Material provided>

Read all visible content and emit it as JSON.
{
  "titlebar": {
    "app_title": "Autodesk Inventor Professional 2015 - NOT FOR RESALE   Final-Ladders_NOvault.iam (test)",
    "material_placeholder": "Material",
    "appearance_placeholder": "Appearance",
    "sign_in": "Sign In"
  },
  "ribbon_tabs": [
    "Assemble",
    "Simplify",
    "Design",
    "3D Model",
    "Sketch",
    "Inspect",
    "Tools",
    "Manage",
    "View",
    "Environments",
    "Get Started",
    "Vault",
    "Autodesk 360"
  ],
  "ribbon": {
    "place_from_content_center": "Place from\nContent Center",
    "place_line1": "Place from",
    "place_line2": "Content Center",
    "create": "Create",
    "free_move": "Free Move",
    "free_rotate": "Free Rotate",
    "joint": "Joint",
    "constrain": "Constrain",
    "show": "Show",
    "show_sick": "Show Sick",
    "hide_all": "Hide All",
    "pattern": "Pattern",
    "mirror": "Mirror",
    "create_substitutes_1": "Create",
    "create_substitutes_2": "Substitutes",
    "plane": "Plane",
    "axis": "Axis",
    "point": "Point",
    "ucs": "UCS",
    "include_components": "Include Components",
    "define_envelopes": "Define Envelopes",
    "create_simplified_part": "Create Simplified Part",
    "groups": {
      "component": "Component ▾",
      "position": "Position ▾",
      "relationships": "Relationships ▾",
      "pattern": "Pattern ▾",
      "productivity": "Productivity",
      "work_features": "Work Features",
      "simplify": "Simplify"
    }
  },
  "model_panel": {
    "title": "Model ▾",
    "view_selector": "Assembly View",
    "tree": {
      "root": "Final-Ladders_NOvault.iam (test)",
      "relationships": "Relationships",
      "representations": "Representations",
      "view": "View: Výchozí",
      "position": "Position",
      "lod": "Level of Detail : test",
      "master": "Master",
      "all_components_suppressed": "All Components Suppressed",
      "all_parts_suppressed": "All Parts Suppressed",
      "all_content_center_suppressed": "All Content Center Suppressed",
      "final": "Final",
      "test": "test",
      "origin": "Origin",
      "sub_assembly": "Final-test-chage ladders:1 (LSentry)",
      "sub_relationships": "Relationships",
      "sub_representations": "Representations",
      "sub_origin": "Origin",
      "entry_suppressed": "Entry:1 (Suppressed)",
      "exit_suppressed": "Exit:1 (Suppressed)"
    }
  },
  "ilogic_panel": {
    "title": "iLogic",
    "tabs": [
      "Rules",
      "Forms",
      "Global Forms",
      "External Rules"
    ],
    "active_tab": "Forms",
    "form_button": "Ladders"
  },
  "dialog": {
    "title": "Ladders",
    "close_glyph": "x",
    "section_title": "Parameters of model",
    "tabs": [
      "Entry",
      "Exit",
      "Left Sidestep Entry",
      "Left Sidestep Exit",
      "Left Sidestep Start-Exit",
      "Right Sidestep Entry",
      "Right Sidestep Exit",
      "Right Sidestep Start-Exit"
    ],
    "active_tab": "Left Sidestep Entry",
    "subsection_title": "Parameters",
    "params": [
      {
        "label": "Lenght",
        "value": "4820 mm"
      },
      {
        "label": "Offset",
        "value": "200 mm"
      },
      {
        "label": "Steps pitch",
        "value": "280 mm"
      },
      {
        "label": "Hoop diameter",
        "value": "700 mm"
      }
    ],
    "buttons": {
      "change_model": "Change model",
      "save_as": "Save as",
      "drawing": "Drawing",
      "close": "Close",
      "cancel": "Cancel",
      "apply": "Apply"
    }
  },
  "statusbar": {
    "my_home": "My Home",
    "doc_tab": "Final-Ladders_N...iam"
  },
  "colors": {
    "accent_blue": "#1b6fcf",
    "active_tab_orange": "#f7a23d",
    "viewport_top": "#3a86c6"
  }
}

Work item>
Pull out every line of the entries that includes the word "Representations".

Written answer>
      "representations": "Representations",
      "sub_representations": "Representations",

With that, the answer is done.